▶ [Entries supplied]:
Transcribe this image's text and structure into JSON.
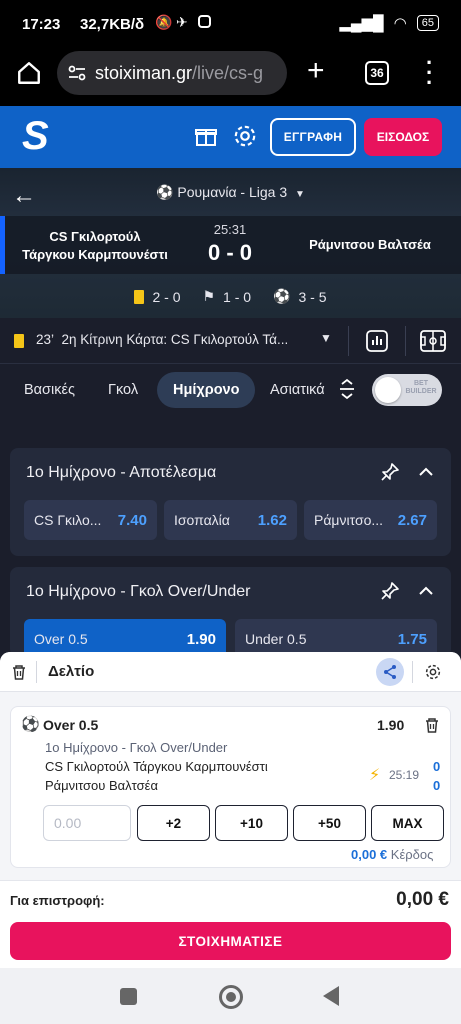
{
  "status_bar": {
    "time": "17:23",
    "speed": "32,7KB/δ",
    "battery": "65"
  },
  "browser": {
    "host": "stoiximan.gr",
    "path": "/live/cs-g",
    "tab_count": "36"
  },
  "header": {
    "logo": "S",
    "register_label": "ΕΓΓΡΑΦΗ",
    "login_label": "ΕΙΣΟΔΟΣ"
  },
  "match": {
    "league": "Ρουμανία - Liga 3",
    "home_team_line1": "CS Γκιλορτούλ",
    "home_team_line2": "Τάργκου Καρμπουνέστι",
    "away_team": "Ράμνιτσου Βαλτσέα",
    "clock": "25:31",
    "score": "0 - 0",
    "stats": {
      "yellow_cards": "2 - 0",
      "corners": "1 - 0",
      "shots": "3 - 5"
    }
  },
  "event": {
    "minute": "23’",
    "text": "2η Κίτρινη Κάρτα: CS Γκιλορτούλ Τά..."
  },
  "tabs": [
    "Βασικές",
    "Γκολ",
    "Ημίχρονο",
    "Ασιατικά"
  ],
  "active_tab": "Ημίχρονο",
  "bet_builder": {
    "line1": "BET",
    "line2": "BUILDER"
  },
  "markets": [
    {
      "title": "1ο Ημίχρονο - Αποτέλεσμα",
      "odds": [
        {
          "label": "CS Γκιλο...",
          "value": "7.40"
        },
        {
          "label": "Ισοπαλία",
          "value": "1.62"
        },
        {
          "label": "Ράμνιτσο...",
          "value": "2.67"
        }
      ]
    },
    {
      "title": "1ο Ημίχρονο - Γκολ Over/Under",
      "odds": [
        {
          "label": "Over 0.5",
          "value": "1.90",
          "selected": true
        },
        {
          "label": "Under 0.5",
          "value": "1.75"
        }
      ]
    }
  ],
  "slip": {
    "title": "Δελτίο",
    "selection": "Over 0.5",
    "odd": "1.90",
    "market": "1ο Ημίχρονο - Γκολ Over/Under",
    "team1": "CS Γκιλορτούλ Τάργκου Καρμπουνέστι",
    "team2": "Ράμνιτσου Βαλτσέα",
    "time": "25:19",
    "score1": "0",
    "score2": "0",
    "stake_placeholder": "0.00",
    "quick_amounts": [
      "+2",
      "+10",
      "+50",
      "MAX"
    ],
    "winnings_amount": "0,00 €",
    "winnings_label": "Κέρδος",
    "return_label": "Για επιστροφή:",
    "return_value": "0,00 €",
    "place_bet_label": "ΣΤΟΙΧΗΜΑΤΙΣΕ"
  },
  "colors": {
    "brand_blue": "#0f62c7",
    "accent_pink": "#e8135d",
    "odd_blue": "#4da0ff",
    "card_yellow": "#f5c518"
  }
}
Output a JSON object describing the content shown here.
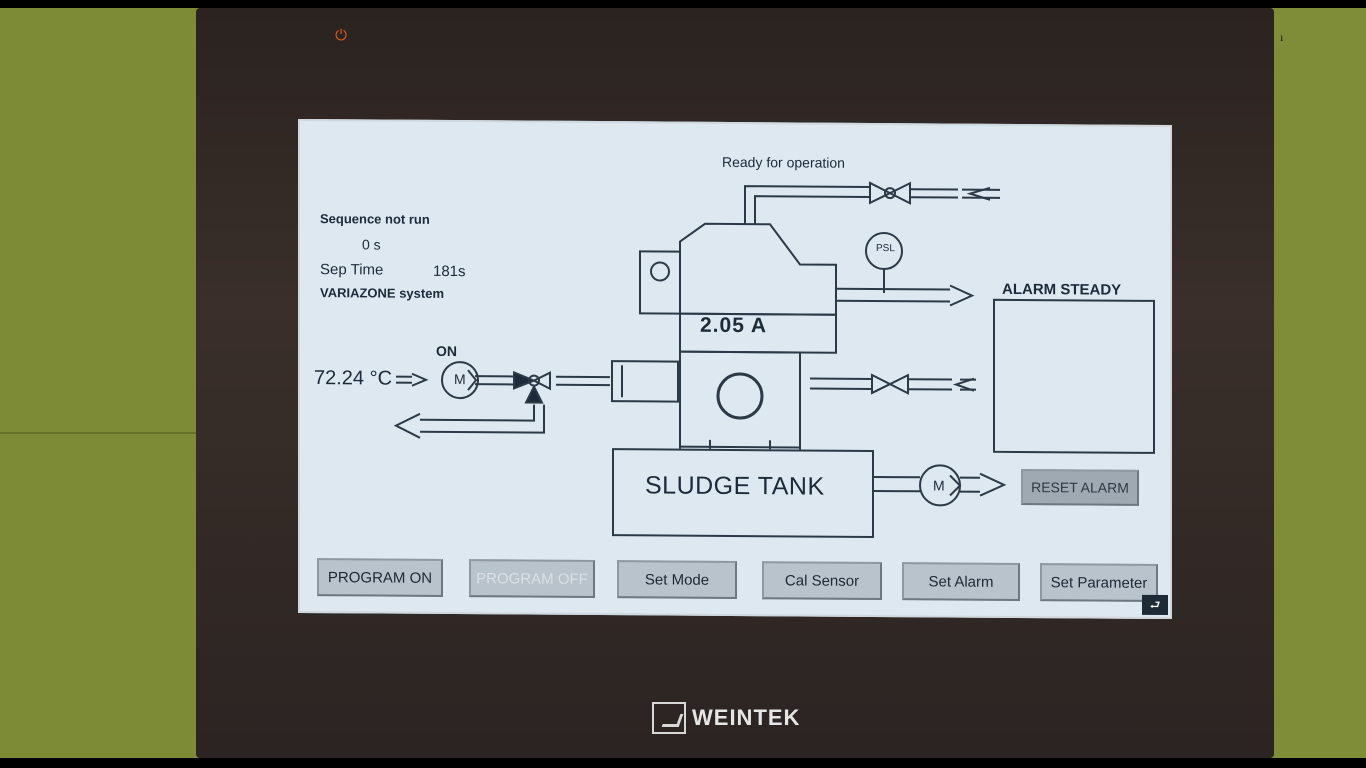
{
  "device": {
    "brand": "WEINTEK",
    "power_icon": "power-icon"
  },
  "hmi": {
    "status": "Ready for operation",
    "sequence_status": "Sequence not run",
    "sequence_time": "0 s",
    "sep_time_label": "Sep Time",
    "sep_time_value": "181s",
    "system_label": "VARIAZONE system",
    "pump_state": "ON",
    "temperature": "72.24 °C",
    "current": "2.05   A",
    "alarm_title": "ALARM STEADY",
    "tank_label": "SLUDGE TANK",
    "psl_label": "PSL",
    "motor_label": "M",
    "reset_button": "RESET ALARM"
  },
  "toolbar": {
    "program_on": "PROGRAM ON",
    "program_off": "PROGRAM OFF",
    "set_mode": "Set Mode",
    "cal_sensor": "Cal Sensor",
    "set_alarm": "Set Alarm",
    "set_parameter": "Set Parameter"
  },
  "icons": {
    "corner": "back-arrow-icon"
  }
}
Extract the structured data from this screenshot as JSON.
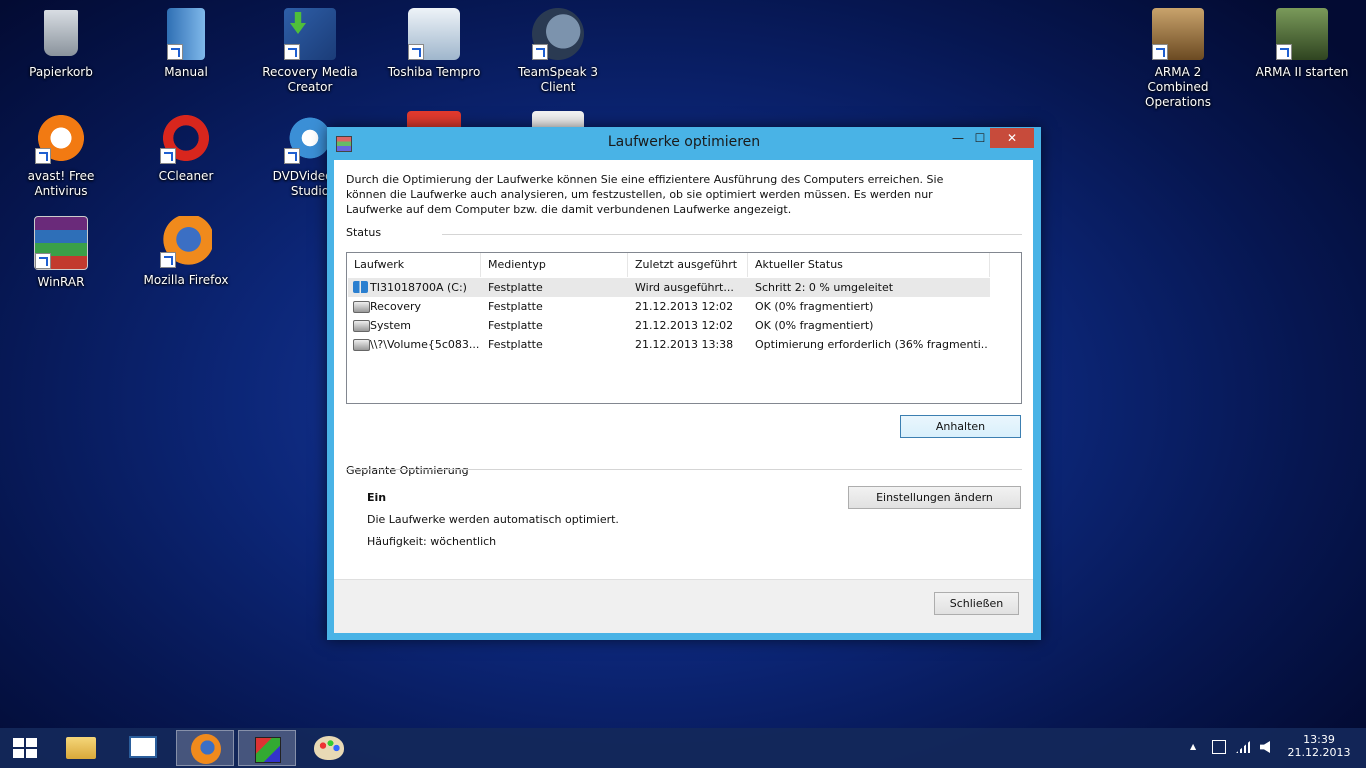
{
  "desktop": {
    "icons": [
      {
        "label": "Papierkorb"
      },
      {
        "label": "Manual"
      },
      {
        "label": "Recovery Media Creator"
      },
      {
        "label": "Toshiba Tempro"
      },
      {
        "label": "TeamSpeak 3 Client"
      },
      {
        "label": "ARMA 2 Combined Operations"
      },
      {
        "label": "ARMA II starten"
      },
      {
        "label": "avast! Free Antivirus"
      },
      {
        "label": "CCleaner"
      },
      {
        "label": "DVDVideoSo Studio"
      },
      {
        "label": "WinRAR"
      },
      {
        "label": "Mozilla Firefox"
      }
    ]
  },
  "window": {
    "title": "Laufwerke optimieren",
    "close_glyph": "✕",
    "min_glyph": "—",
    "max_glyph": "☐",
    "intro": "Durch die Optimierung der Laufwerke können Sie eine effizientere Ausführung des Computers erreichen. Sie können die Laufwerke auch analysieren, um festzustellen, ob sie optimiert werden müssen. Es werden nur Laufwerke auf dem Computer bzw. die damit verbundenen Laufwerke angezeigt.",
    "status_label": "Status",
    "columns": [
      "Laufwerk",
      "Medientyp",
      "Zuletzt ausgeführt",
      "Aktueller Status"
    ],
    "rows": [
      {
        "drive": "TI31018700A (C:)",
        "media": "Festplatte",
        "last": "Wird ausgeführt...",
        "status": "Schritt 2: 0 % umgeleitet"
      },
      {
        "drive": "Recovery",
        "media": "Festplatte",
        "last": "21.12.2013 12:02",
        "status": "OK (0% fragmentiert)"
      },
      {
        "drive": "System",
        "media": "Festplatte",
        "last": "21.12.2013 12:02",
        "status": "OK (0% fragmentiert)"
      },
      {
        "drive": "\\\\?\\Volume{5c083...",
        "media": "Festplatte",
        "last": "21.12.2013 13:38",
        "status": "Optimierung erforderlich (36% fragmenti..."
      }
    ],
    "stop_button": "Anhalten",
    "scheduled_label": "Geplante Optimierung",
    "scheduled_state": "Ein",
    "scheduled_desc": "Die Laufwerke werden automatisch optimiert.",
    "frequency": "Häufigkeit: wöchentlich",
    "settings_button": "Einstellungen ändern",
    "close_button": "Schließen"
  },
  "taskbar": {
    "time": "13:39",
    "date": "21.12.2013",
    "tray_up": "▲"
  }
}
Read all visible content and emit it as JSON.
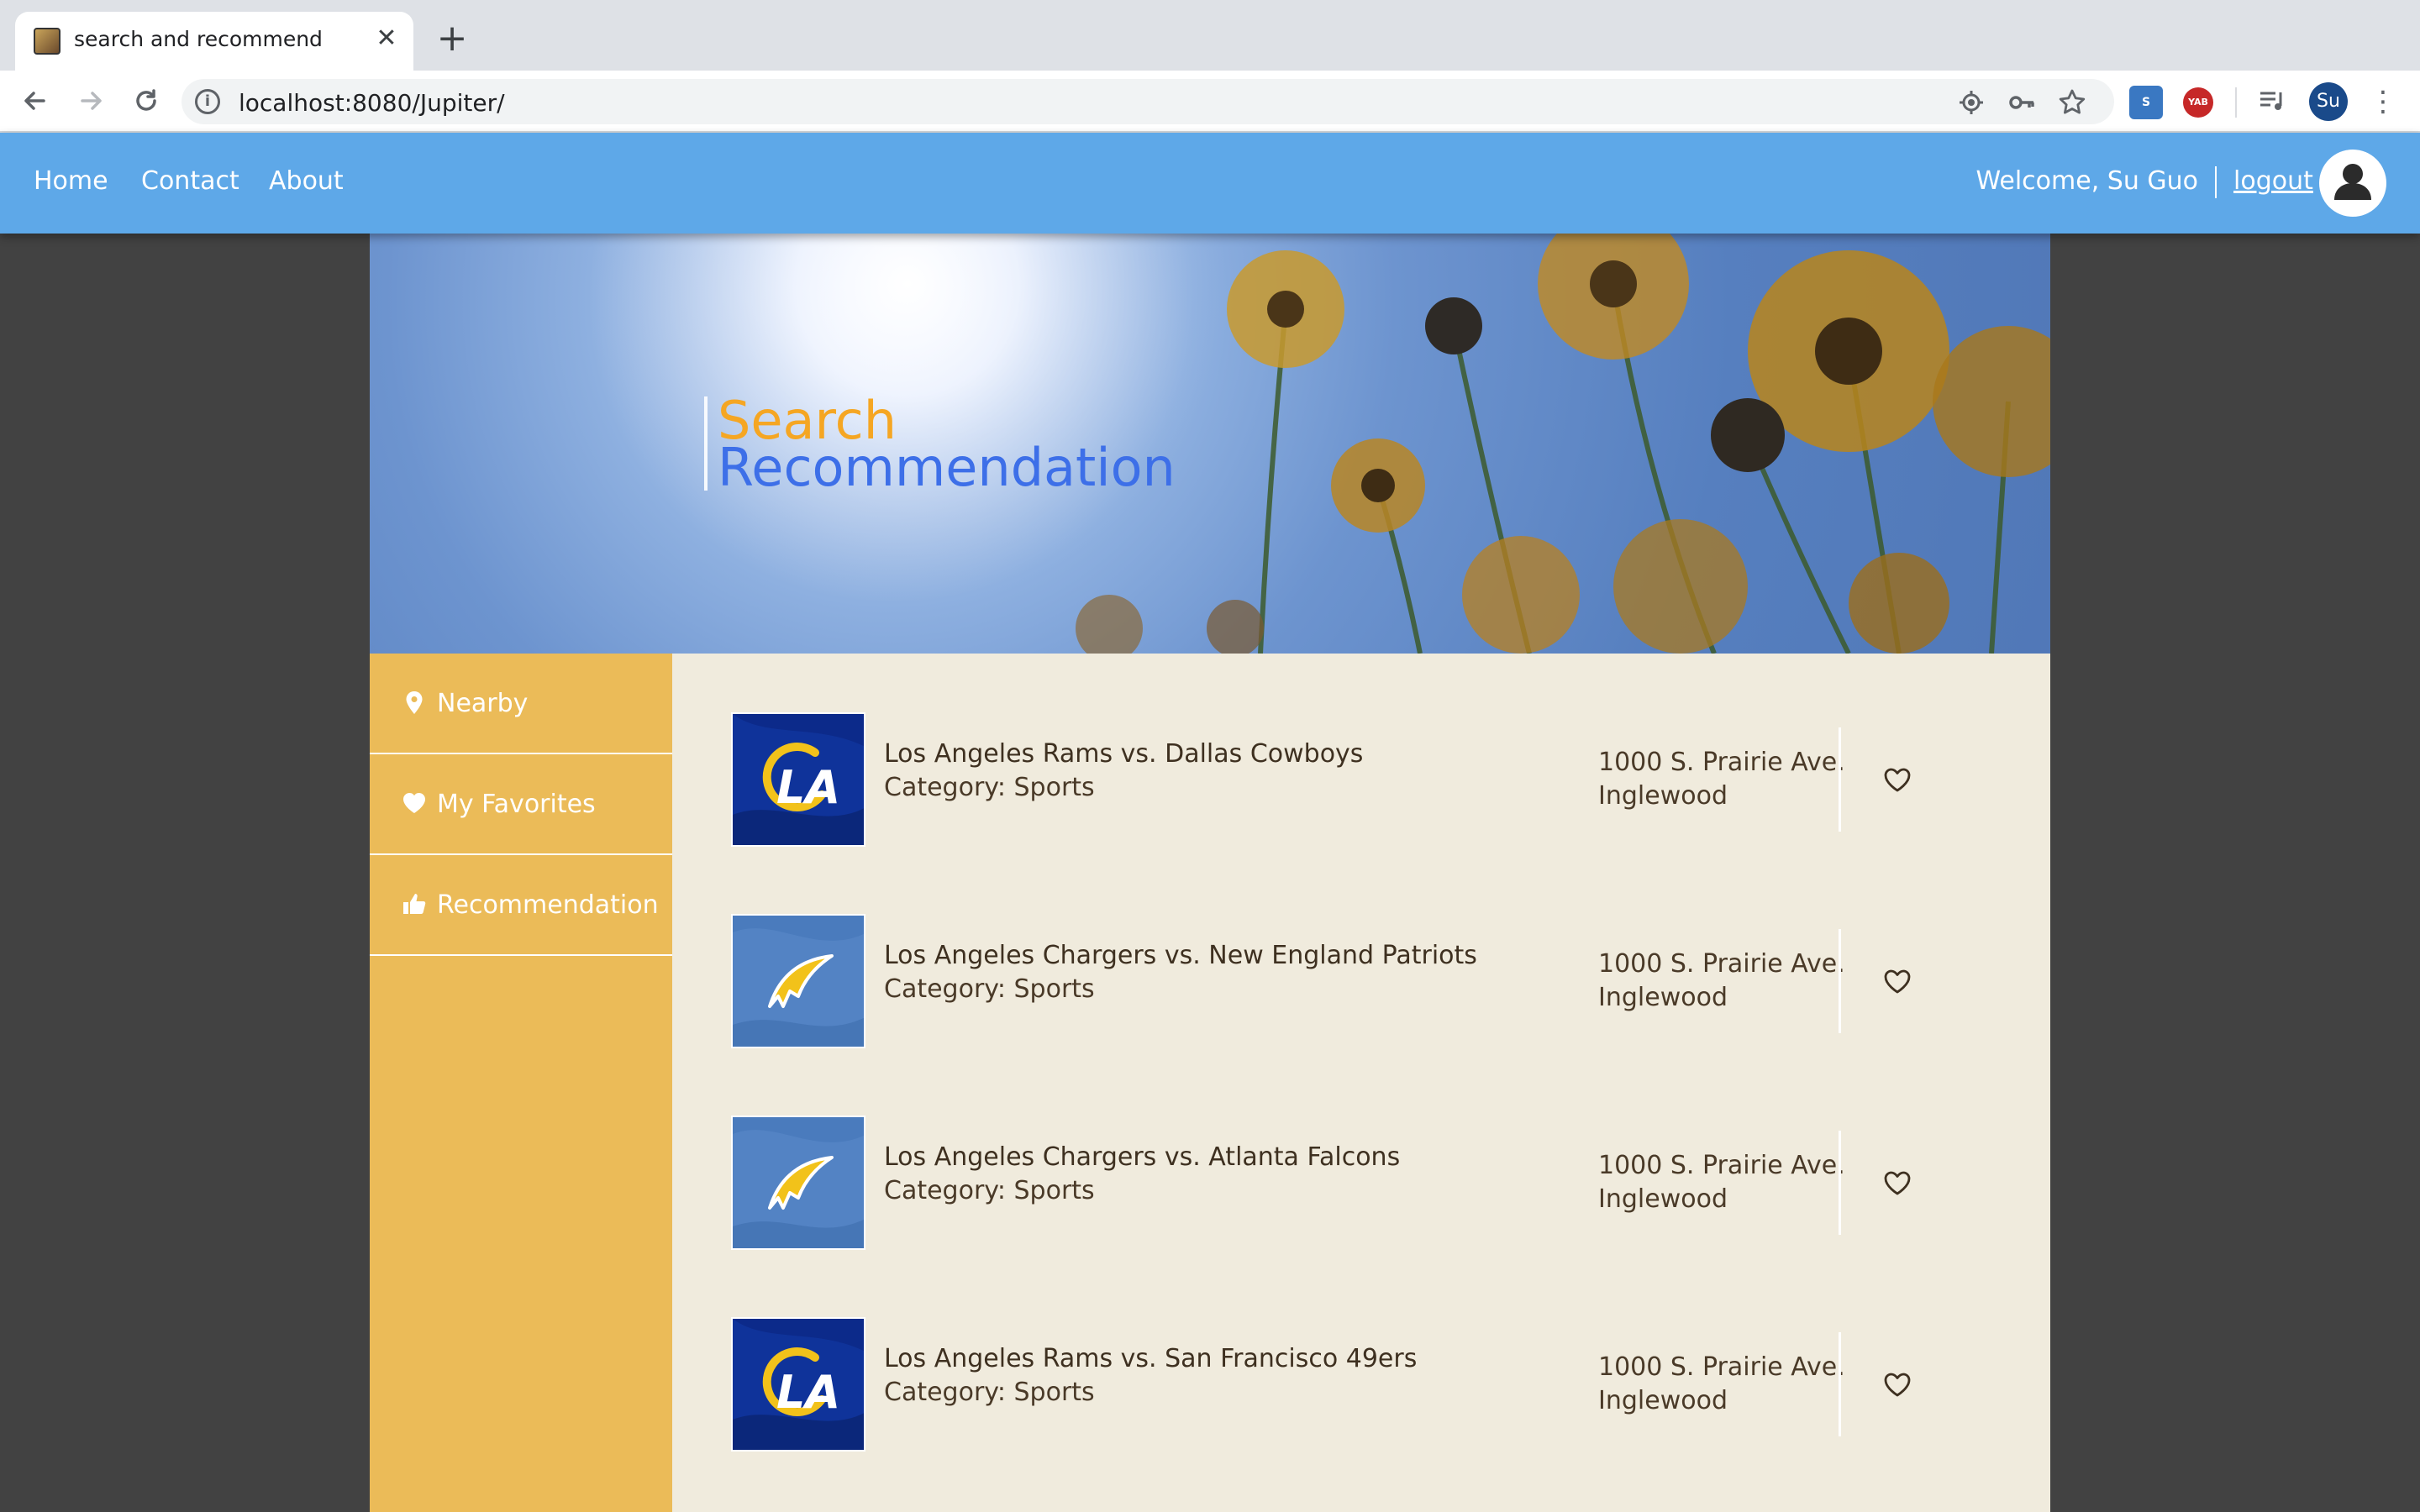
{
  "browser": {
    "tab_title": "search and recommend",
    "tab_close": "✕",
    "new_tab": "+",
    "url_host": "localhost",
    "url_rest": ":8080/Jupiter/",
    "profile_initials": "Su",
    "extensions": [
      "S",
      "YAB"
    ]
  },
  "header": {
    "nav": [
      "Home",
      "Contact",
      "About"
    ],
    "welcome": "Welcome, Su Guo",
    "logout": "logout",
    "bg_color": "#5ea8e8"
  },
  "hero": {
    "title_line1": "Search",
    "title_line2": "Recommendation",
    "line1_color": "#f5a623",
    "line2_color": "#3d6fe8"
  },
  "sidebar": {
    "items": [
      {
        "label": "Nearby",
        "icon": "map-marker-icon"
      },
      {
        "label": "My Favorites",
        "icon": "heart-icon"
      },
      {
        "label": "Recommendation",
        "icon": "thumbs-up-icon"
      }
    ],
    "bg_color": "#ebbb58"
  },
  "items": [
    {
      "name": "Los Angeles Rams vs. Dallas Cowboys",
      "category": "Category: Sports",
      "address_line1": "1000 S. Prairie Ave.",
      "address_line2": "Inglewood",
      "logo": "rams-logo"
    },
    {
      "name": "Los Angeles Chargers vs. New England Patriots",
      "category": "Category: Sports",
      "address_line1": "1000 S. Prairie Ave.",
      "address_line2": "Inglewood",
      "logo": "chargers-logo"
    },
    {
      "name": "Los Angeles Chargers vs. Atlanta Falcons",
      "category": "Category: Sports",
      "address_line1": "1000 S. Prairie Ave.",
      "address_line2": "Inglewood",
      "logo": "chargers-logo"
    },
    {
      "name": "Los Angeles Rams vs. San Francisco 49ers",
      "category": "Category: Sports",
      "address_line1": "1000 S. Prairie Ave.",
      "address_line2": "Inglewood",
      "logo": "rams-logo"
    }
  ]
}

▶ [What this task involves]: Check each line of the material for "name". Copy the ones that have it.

▶ [Finished exercise]:
      "name": "Los Angeles Rams vs. Dallas Cowboys",
      "name": "Los Angeles Chargers vs. New England Patriots",
      "name": "Los Angeles Chargers vs. Atlanta Falcons",
      "name": "Los Angeles Rams vs. San Francisco 49ers",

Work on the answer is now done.